ASSIGNMENT: Working from the entries below, tally each line that holds "Units". Give the tally and nothing else.

SUPPLIED INFORMATION:
● ● ● ● ●

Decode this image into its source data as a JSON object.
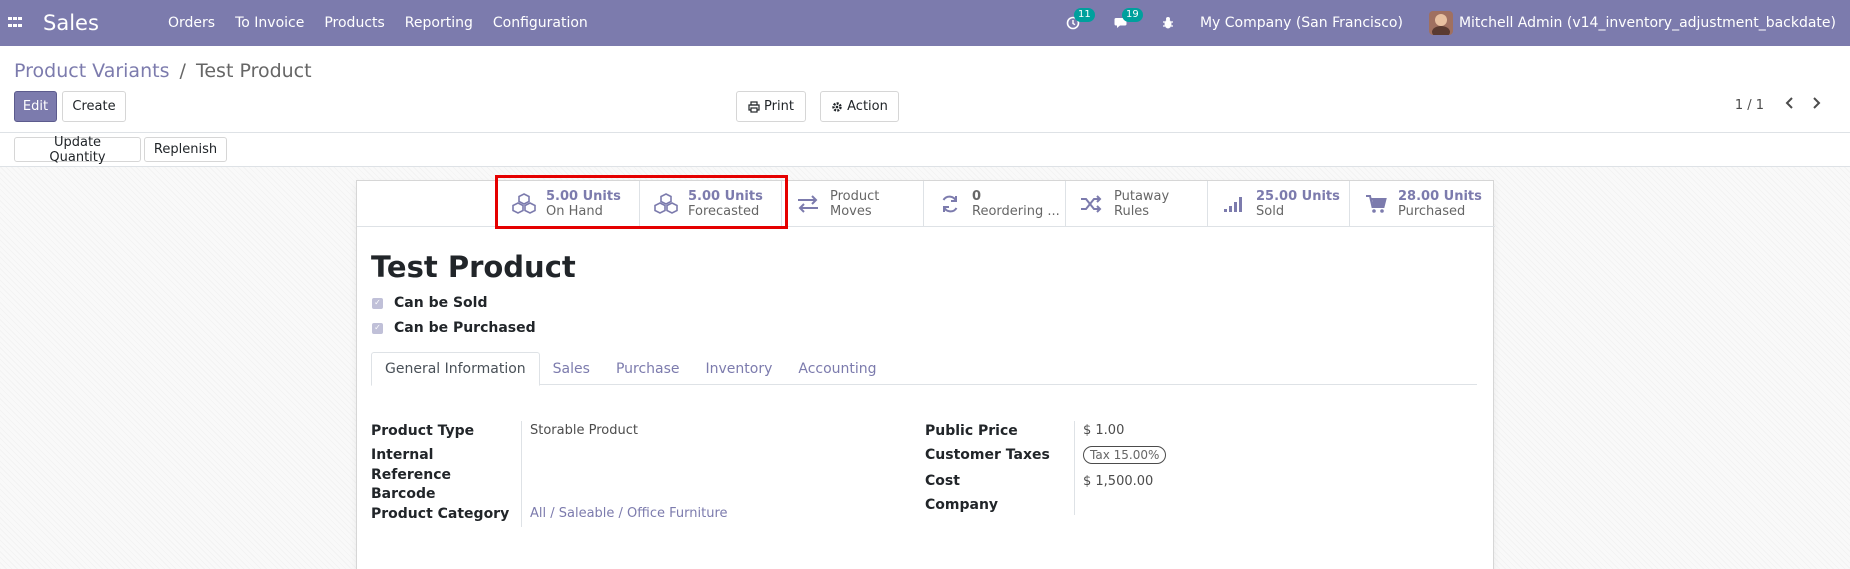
{
  "navbar": {
    "app_name": "Sales",
    "menu": [
      "Orders",
      "To Invoice",
      "Products",
      "Reporting",
      "Configuration"
    ],
    "activity_count": "11",
    "message_count": "19",
    "company": "My Company (San Francisco)",
    "user": "Mitchell Admin (v14_inventory_adjustment_backdate)",
    "color": "#7c7bad"
  },
  "breadcrumb": {
    "parent": "Product Variants",
    "separator": "/",
    "current": "Test Product"
  },
  "buttons": {
    "edit": "Edit",
    "create": "Create",
    "print": "Print",
    "action": "Action",
    "update_quantity": "Update Quantity",
    "replenish": "Replenish"
  },
  "pager": {
    "value": "1 / 1"
  },
  "stat_buttons": [
    {
      "value": "5.00 Units",
      "label": "On Hand",
      "icon": "cubes-icon"
    },
    {
      "value": "5.00 Units",
      "label": "Forecasted",
      "icon": "cubes-icon"
    },
    {
      "value": "Product",
      "label": "Moves",
      "icon": "exchange-icon"
    },
    {
      "value": "0",
      "label": "Reordering ...",
      "icon": "refresh-icon"
    },
    {
      "value": "Putaway",
      "label": "Rules",
      "icon": "random-icon"
    },
    {
      "value": "25.00 Units",
      "label": "Sold",
      "icon": "signal-icon"
    },
    {
      "value": "28.00 Units",
      "label": "Purchased",
      "icon": "cart-icon"
    }
  ],
  "product": {
    "name": "Test Product",
    "can_be_sold": "Can be Sold",
    "can_be_purchased": "Can be Purchased"
  },
  "tabs": [
    "General Information",
    "Sales",
    "Purchase",
    "Inventory",
    "Accounting"
  ],
  "fields_left": {
    "product_type_label": "Product Type",
    "product_type_value": "Storable Product",
    "internal_reference_label_1": "Internal",
    "internal_reference_label_2": "Reference",
    "barcode_label": "Barcode",
    "category_label": "Product Category",
    "category_value": "All / Saleable / Office Furniture"
  },
  "fields_right": {
    "public_price_label": "Public Price",
    "public_price_value": "$ 1.00",
    "customer_taxes_label": "Customer Taxes",
    "customer_taxes_value": "Tax 15.00%",
    "cost_label": "Cost",
    "cost_value": "$ 1,500.00",
    "company_label": "Company"
  }
}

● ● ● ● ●

RESULT FOR THIS EXERCISE: 4